(DATA IN THIS EXERCISE)

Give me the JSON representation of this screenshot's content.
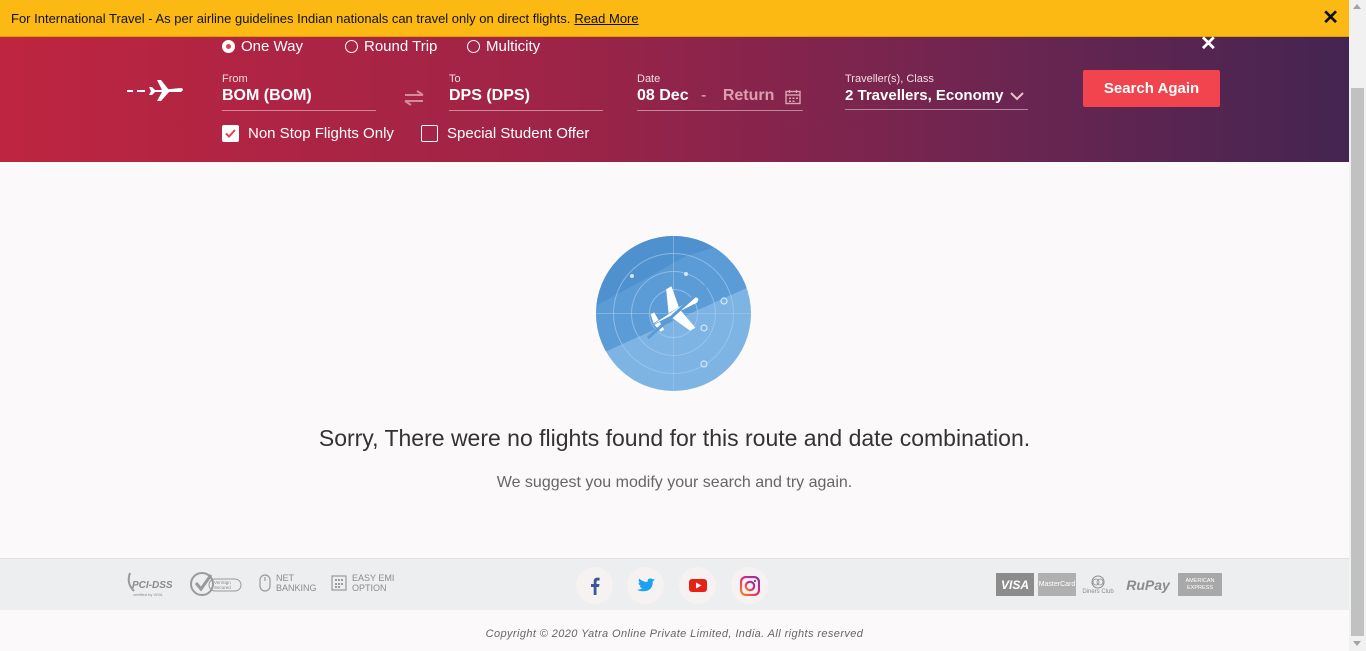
{
  "notice": {
    "text": "For International Travel - As per airline guidelines Indian nationals can travel only on direct flights.",
    "link": "Read More",
    "close": "✕"
  },
  "search": {
    "close": "✕",
    "trip_types": [
      {
        "label": "One Way",
        "selected": true
      },
      {
        "label": "Round Trip",
        "selected": false
      },
      {
        "label": "Multicity",
        "selected": false
      }
    ],
    "from_label": "From",
    "from_value": "BOM (BOM)",
    "to_label": "To",
    "to_value": "DPS (DPS)",
    "date_label": "Date",
    "date_value": "08 Dec",
    "date_sep": "-",
    "return_value": "Return",
    "travellers_label": "Traveller(s), Class",
    "travellers_value": "2 Travellers, Economy",
    "non_stop_label": "Non Stop Flights Only",
    "non_stop_checked": true,
    "student_label": "Special Student Offer",
    "student_checked": false,
    "search_button": "Search Again"
  },
  "results": {
    "title": "Sorry, There were no flights found for this route and date combination.",
    "subtitle": "We suggest you modify your search and try again."
  },
  "footer": {
    "badges": {
      "pci": "PCI-DSS",
      "verisign": "VeriSign Secured",
      "net_banking_1": "NET",
      "net_banking_2": "BANKING",
      "emi_1": "EASY EMI",
      "emi_2": "OPTION"
    },
    "payments": [
      "VISA",
      "MasterCard",
      "Diners Club",
      "RuPay",
      "AMERICAN EXPRESS"
    ],
    "copyright": "Copyright © 2020 Yatra Online Private Limited, India. All rights reserved"
  },
  "colors": {
    "notice_bg": "#fdb913",
    "hero_start": "#be2540",
    "hero_end": "#442551",
    "accent": "#f1444e"
  }
}
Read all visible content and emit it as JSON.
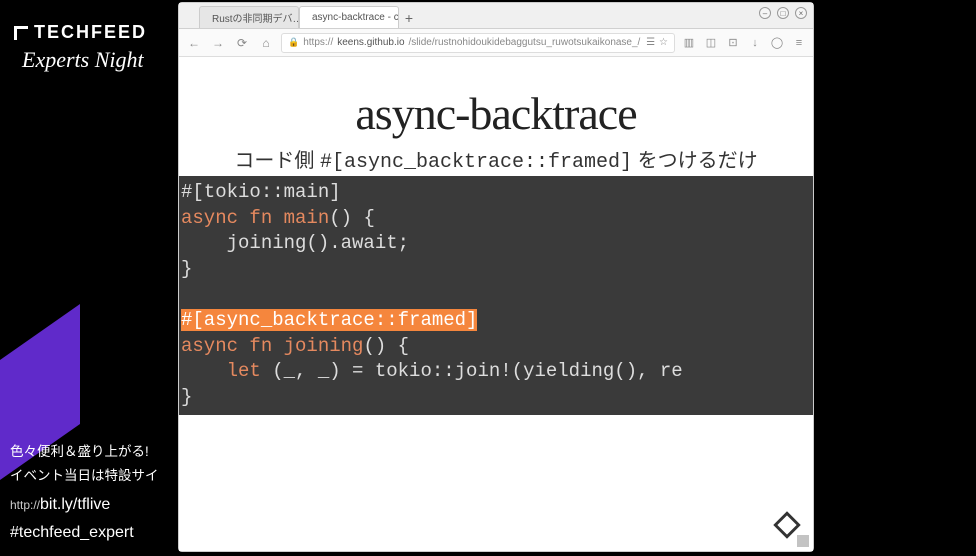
{
  "sidebar": {
    "brand": "TECHFEED",
    "subtitle": "Experts Night",
    "footer": {
      "jp1": "色々便利＆盛り上がる!",
      "jp2": "イベント当日は特設サイ",
      "link_prefix": "http://",
      "link": "bit.ly/tflive",
      "hashtag": "#techfeed_expert"
    }
  },
  "browser": {
    "tabs": [
      {
        "label": "Rustの非同期デバ…"
      },
      {
        "label": "async-backtrace - c"
      }
    ],
    "url": {
      "proto": "https://",
      "host": "keens.github.io",
      "path": "/slide/rustnohidoukidebaggutsu_ruwotsukaikonase_/"
    },
    "window": {
      "min": "–",
      "max": "□",
      "close": "×"
    }
  },
  "slide": {
    "title": "async-backtrace",
    "subtitle_pre": "コード側 ",
    "subtitle_code": "#[async_backtrace::framed]",
    "subtitle_post": " をつけるだけ",
    "code": {
      "l1": "#[tokio::main]",
      "l2a": "async",
      "l2b": " fn ",
      "l2c": "main",
      "l2d": "() {",
      "l3": "    joining().await;",
      "l4": "}",
      "l6": "#[async_backtrace::framed]",
      "l7a": "async",
      "l7b": " fn ",
      "l7c": "joining",
      "l7d": "() {",
      "l8a": "    ",
      "l8b": "let",
      "l8c": " (_, _) = tokio::join!(yielding(), re",
      "l9": "}"
    }
  }
}
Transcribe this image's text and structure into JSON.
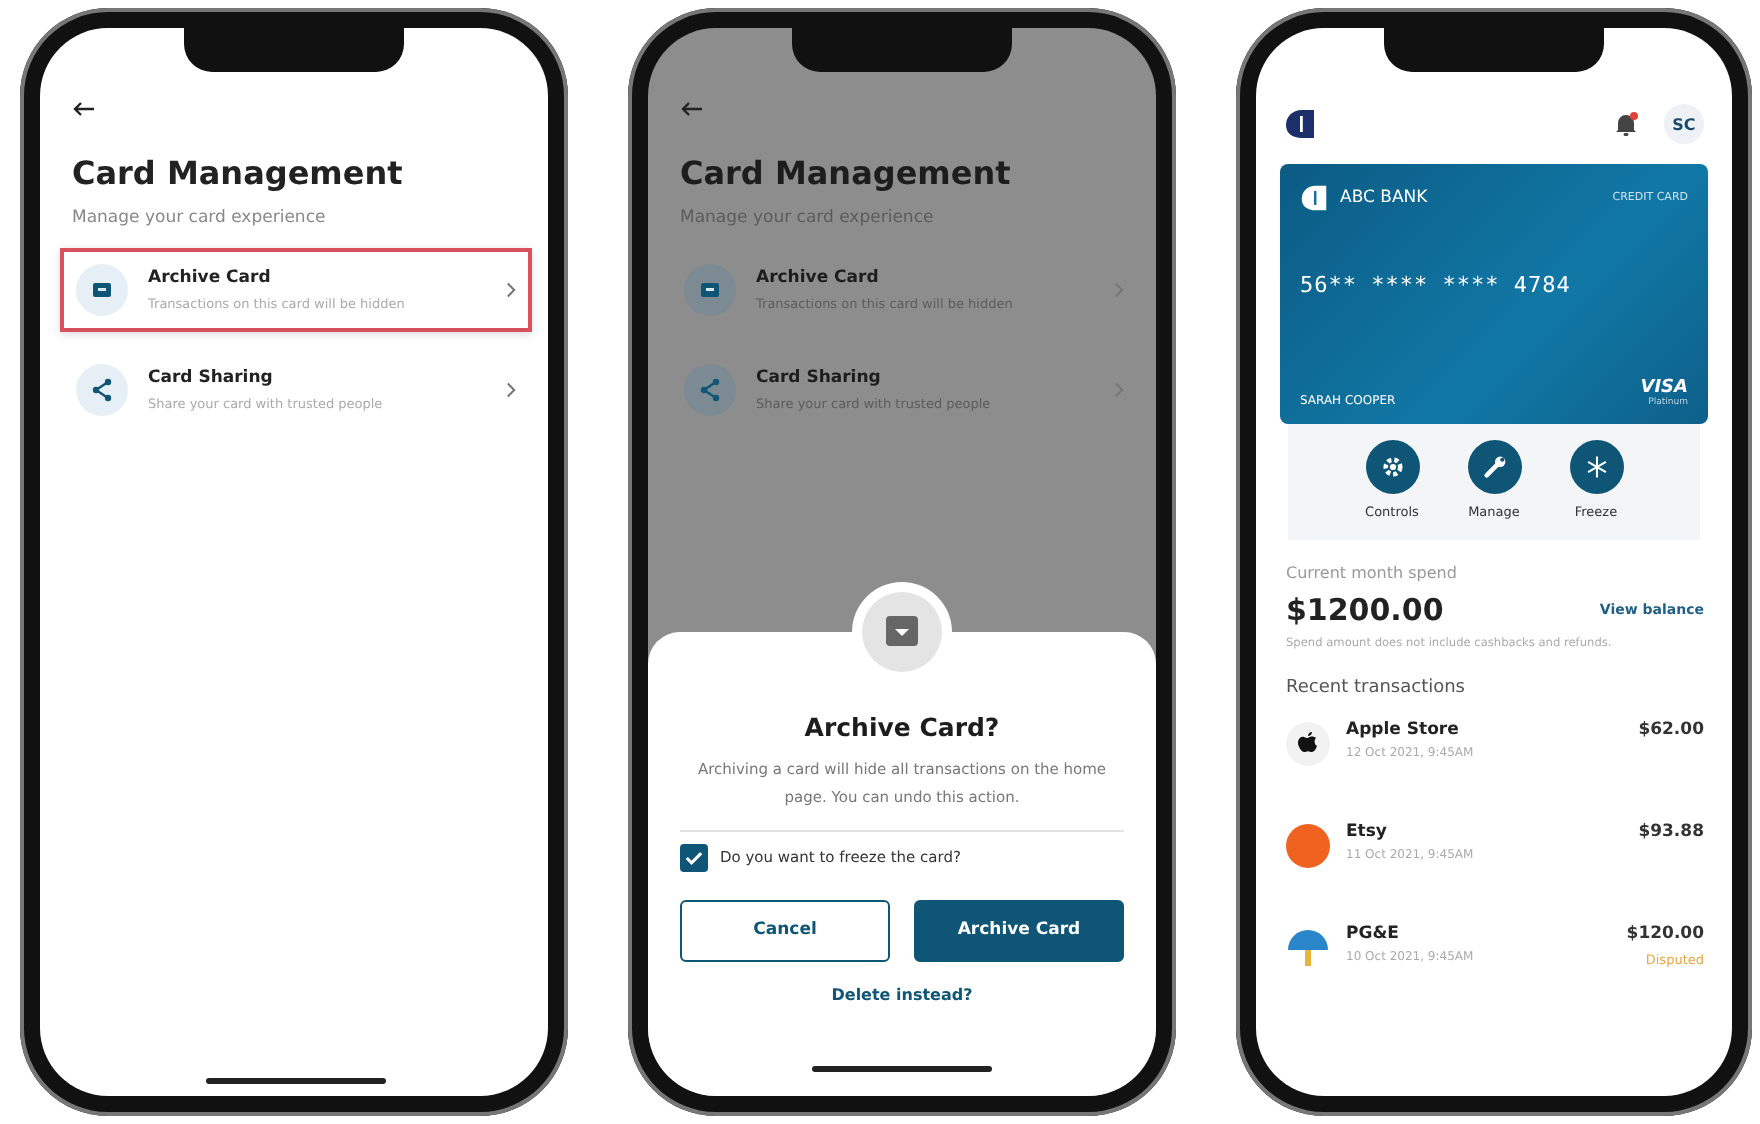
{
  "phones": [
    {
      "kind": "management",
      "dimmed": false,
      "title": "Card Management",
      "subtitle": "Manage your card experience",
      "items": [
        {
          "kind": "archive",
          "title": "Archive Card",
          "description": "Transactions on this card will be hidden",
          "highlighted": true
        },
        {
          "kind": "share",
          "title": "Card Sharing",
          "description": "Share your card with trusted people",
          "highlighted": false
        }
      ]
    },
    {
      "kind": "management",
      "dimmed": true,
      "title": "Card Management",
      "subtitle": "Manage your card experience",
      "items": [
        {
          "kind": "archive",
          "title": "Archive Card",
          "description": "Transactions on this card will be hidden",
          "highlighted": false
        },
        {
          "kind": "share",
          "title": "Card Sharing",
          "description": "Share your card with trusted people",
          "highlighted": false
        }
      ],
      "dialog": {
        "title": "Archive Card?",
        "message": "Archiving a card will hide all transactions on the home page. You can undo this action.",
        "checkbox": {
          "label": "Do you want to freeze the card?",
          "checked": true
        },
        "cancel": "Cancel",
        "confirm": "Archive Card",
        "link": "Delete instead?"
      }
    },
    {
      "kind": "home",
      "avatar": "SC",
      "notification": true,
      "card": {
        "bank": "ABC BANK",
        "type": "CREDIT CARD",
        "number": "56** **** **** 4784",
        "holder": "SARAH COOPER",
        "network": "VISA",
        "tier": "Platinum"
      },
      "actions": [
        {
          "kind": "gear",
          "label": "Controls"
        },
        {
          "kind": "wrench",
          "label": "Manage"
        },
        {
          "kind": "snowflake",
          "label": "Freeze"
        }
      ],
      "spend": {
        "label": "Current month spend",
        "amount": "$1200.00",
        "link": "View balance",
        "note": "Spend amount does not include cashbacks and refunds."
      },
      "transactions_title": "Recent transactions",
      "transactions": [
        {
          "kind": "apple",
          "name": "Apple Store",
          "date": "12 Oct 2021, 9:45AM",
          "amount": "$62.00"
        },
        {
          "kind": "etsy",
          "name": "Etsy",
          "date": "11 Oct 2021, 9:45AM",
          "amount": "$93.88"
        },
        {
          "kind": "utility",
          "name": "PG&E",
          "date": "10 Oct 2021, 9:45AM",
          "amount": "$120.00",
          "status": "Disputed"
        }
      ]
    }
  ]
}
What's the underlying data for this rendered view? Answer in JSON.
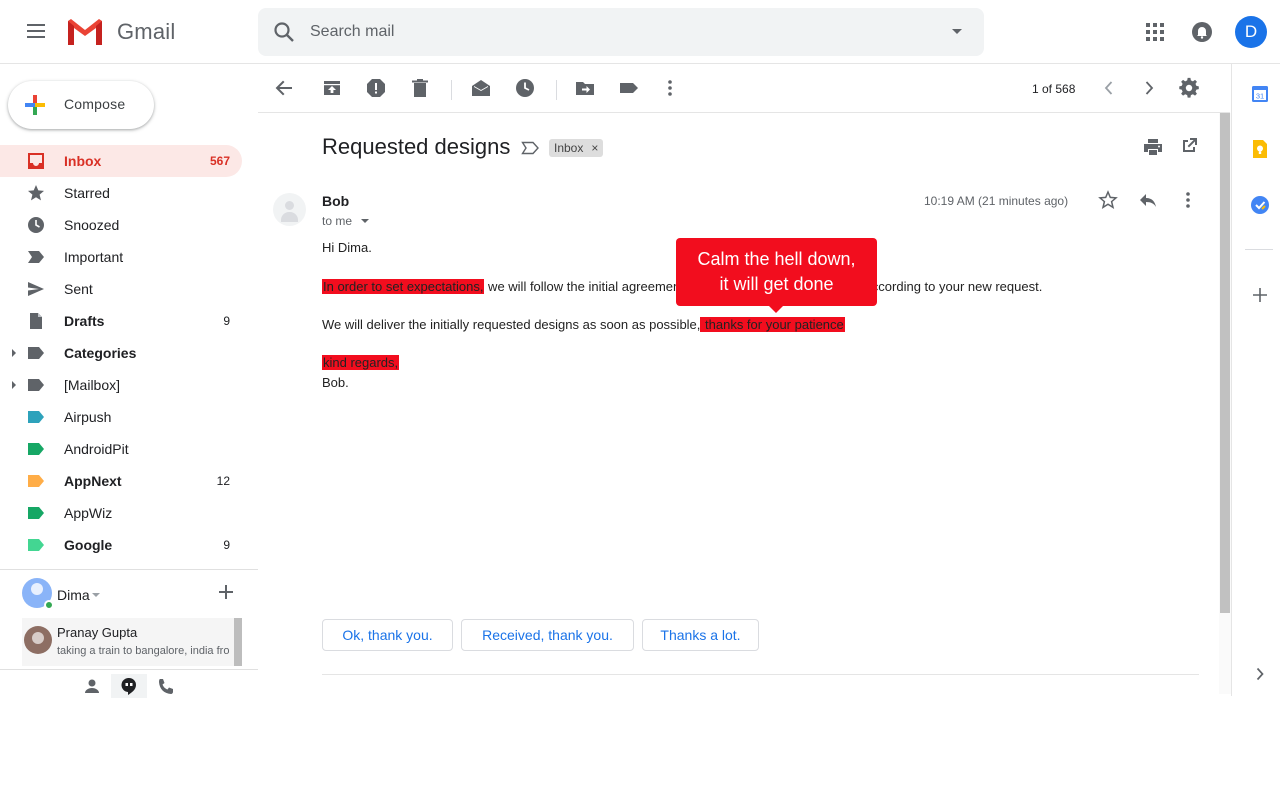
{
  "header": {
    "brand": "Gmail",
    "search_placeholder": "Search mail",
    "avatar_letter": "D"
  },
  "compose": {
    "label": "Compose"
  },
  "sidebar": {
    "items": [
      {
        "label": "Inbox",
        "count": "567",
        "icon": "inbox-icon",
        "active": true,
        "bold": true
      },
      {
        "label": "Starred",
        "count": "",
        "icon": "star-icon"
      },
      {
        "label": "Snoozed",
        "count": "",
        "icon": "clock-icon"
      },
      {
        "label": "Important",
        "count": "",
        "icon": "important-icon"
      },
      {
        "label": "Sent",
        "count": "",
        "icon": "send-icon"
      },
      {
        "label": "Drafts",
        "count": "9",
        "icon": "draft-icon",
        "bold": true
      },
      {
        "label": "Categories",
        "count": "",
        "icon": "label-icon",
        "bold": true,
        "expandable": true,
        "color": "#5f6368"
      },
      {
        "label": "[Mailbox]",
        "count": "",
        "icon": "label-icon",
        "expandable": true,
        "color": "#5f6368"
      },
      {
        "label": "Airpush",
        "count": "",
        "icon": "label-icon",
        "color": "#2da2bb"
      },
      {
        "label": "AndroidPit",
        "count": "",
        "icon": "label-icon",
        "color": "#16a765"
      },
      {
        "label": "AppNext",
        "count": "12",
        "icon": "label-icon",
        "bold": true,
        "color": "#ffad47"
      },
      {
        "label": "AppWiz",
        "count": "",
        "icon": "label-icon",
        "color": "#16a765"
      },
      {
        "label": "Google",
        "count": "9",
        "icon": "label-icon",
        "bold": true,
        "color": "#43d692"
      }
    ]
  },
  "hangouts": {
    "user": "Dima",
    "contact_name": "Pranay Gupta",
    "contact_status": "taking a train to bangalore, india fro"
  },
  "toolbar": {
    "pager": "1 of 568"
  },
  "email": {
    "subject": "Requested designs",
    "label_chip": "Inbox",
    "label_chip_close": "×",
    "sender": "Bob",
    "recipient": "to me",
    "time": "10:19 AM (21 minutes ago)",
    "greeting": "Hi Dima.",
    "line1_highlight": "In order to set expectations,",
    "line1_rest": " we will follow the initial agreement and then evaluate the designs according to your new request.",
    "line2_start": "We will deliver the initially requested designs as soon as possible,",
    "line2_highlight": " thanks for your patience ",
    "closing_highlight": "kind regards,",
    "signature": "Bob."
  },
  "callout": {
    "line1": "Calm the hell down,",
    "line2": "it will get done"
  },
  "smart_replies": [
    "Ok, thank you.",
    "Received, thank you.",
    "Thanks a lot."
  ],
  "right_panel": {
    "calendar_day": "31"
  },
  "colors": {
    "accent_red": "#d93025",
    "highlight_red": "#f20d1e",
    "link_blue": "#1a73e8",
    "active_bg": "#fce8e6"
  }
}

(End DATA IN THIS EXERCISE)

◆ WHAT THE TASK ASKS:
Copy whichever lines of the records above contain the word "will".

◆ WRITTEN SOLUTION:
          "description": "Transactions on this card will be hidden",
          "description": "Transactions on this card will be hidden",
        "message": "Archiving a card will hide all transactions on the home page. You can undo this action.",
    "line1_rest": " we will follow the initial agreement and then evaluate the designs according to your new request.",
    "line2_start": "We will deliver the initially requested designs as soon as possible,",
    "line2": "it will get done"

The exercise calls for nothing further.